• _To do_: No pictures go in the copy; everything else in the records below must be output exactly.

• _Source data_:
>>>>

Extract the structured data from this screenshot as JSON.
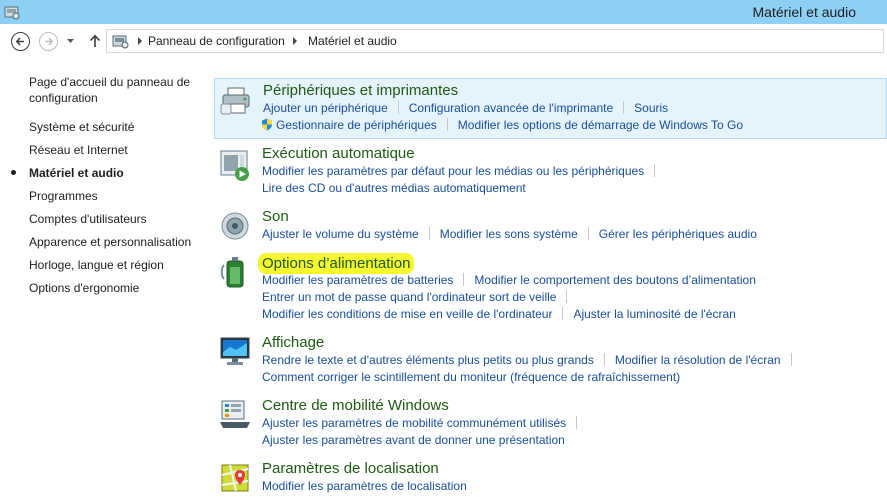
{
  "window": {
    "title": "Matériel et audio"
  },
  "breadcrumb": {
    "root": "Panneau de configuration",
    "current": "Matériel et audio"
  },
  "sidebar": {
    "home": "Page d'accueil du panneau de configuration",
    "items": [
      {
        "label": "Système et sécurité",
        "active": false
      },
      {
        "label": "Réseau et Internet",
        "active": false
      },
      {
        "label": "Matériel et audio",
        "active": true
      },
      {
        "label": "Programmes",
        "active": false
      },
      {
        "label": "Comptes d'utilisateurs",
        "active": false
      },
      {
        "label": "Apparence et personnalisation",
        "active": false
      },
      {
        "label": "Horloge, langue et région",
        "active": false
      },
      {
        "label": "Options d'ergonomie",
        "active": false
      }
    ]
  },
  "sections": [
    {
      "title": "Périphériques et imprimantes",
      "icon": "printer-icon",
      "lines": [
        [
          "Ajouter un périphérique",
          "Configuration avancée de l'imprimante",
          "Souris"
        ],
        [
          "Gestionnaire de périphériques",
          "Modifier les options de démarrage de Windows To Go"
        ]
      ]
    },
    {
      "title": "Exécution automatique",
      "icon": "autoplay-icon",
      "lines": [
        [
          "Modifier les paramètres par défaut pour les médias ou les périphériques"
        ],
        [
          "Lire des CD ou d'autres médias automatiquement"
        ]
      ]
    },
    {
      "title": "Son",
      "icon": "speaker-icon",
      "lines": [
        [
          "Ajuster le volume du système",
          "Modifier les sons système",
          "Gérer les périphériques audio"
        ]
      ]
    },
    {
      "title": "Options d’alimentation",
      "icon": "battery-icon",
      "lines": [
        [
          "Modifier les paramètres de batteries",
          "Modifier le comportement des boutons d’alimentation"
        ],
        [
          "Entrer un mot de passe quand l'ordinateur sort de veille"
        ],
        [
          "Modifier les conditions de mise en veille de l'ordinateur",
          "Ajuster la luminosité de l'écran"
        ]
      ]
    },
    {
      "title": "Affichage",
      "icon": "monitor-icon",
      "lines": [
        [
          "Rendre le texte et d'autres éléments plus petits ou plus grands",
          "Modifier la résolution de l'écran"
        ],
        [
          "Comment corriger le scintillement du moniteur (fréquence de rafraîchissement)"
        ]
      ]
    },
    {
      "title": "Centre de mobilité Windows",
      "icon": "mobility-center-icon",
      "lines": [
        [
          "Ajuster les paramètres de mobilité communément utilisés"
        ],
        [
          "Ajuster les paramètres avant de donner une présentation"
        ]
      ]
    },
    {
      "title": "Paramètres de localisation",
      "icon": "location-icon",
      "lines": [
        [
          "Modifier les paramètres de localisation"
        ]
      ]
    }
  ],
  "colors": {
    "titlebar": "#8dd0f4",
    "link": "#1a4ea0",
    "section_title": "#1e5a12",
    "hover_bg": "#e5f3fb",
    "highlight": "#f6f631"
  }
}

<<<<

• _Output below_:
Extract the structured data from this screenshot as JSON.
{
  "window": {
    "title": "Matériel et audio"
  },
  "breadcrumb": {
    "root": "Panneau de configuration",
    "current": "Matériel et audio"
  },
  "sidebar": {
    "home": "Page d'accueil du panneau de configuration",
    "items": [
      {
        "label": "Système et sécurité",
        "active": false
      },
      {
        "label": "Réseau et Internet",
        "active": false
      },
      {
        "label": "Matériel et audio",
        "active": true
      },
      {
        "label": "Programmes",
        "active": false
      },
      {
        "label": "Comptes d'utilisateurs",
        "active": false
      },
      {
        "label": "Apparence et personnalisation",
        "active": false
      },
      {
        "label": "Horloge, langue et région",
        "active": false
      },
      {
        "label": "Options d'ergonomie",
        "active": false
      }
    ]
  },
  "sections": [
    {
      "title": "Périphériques et imprimantes",
      "icon": "printer-icon",
      "lines": [
        [
          "Ajouter un périphérique",
          "Configuration avancée de l'imprimante",
          "Souris"
        ],
        [
          "Gestionnaire de périphériques",
          "Modifier les options de démarrage de Windows To Go"
        ]
      ]
    },
    {
      "title": "Exécution automatique",
      "icon": "autoplay-icon",
      "lines": [
        [
          "Modifier les paramètres par défaut pour les médias ou les périphériques"
        ],
        [
          "Lire des CD ou d'autres médias automatiquement"
        ]
      ]
    },
    {
      "title": "Son",
      "icon": "speaker-icon",
      "lines": [
        [
          "Ajuster le volume du système",
          "Modifier les sons système",
          "Gérer les périphériques audio"
        ]
      ]
    },
    {
      "title": "Options d’alimentation",
      "icon": "battery-icon",
      "lines": [
        [
          "Modifier les paramètres de batteries",
          "Modifier le comportement des boutons d’alimentation"
        ],
        [
          "Entrer un mot de passe quand l'ordinateur sort de veille"
        ],
        [
          "Modifier les conditions de mise en veille de l'ordinateur",
          "Ajuster la luminosité de l'écran"
        ]
      ]
    },
    {
      "title": "Affichage",
      "icon": "monitor-icon",
      "lines": [
        [
          "Rendre le texte et d'autres éléments plus petits ou plus grands",
          "Modifier la résolution de l'écran"
        ],
        [
          "Comment corriger le scintillement du moniteur (fréquence de rafraîchissement)"
        ]
      ]
    },
    {
      "title": "Centre de mobilité Windows",
      "icon": "mobility-center-icon",
      "lines": [
        [
          "Ajuster les paramètres de mobilité communément utilisés"
        ],
        [
          "Ajuster les paramètres avant de donner une présentation"
        ]
      ]
    },
    {
      "title": "Paramètres de localisation",
      "icon": "location-icon",
      "lines": [
        [
          "Modifier les paramètres de localisation"
        ]
      ]
    }
  ],
  "colors": {
    "titlebar": "#8dd0f4",
    "link": "#1a4ea0",
    "section_title": "#1e5a12",
    "hover_bg": "#e5f3fb",
    "highlight": "#f6f631"
  }
}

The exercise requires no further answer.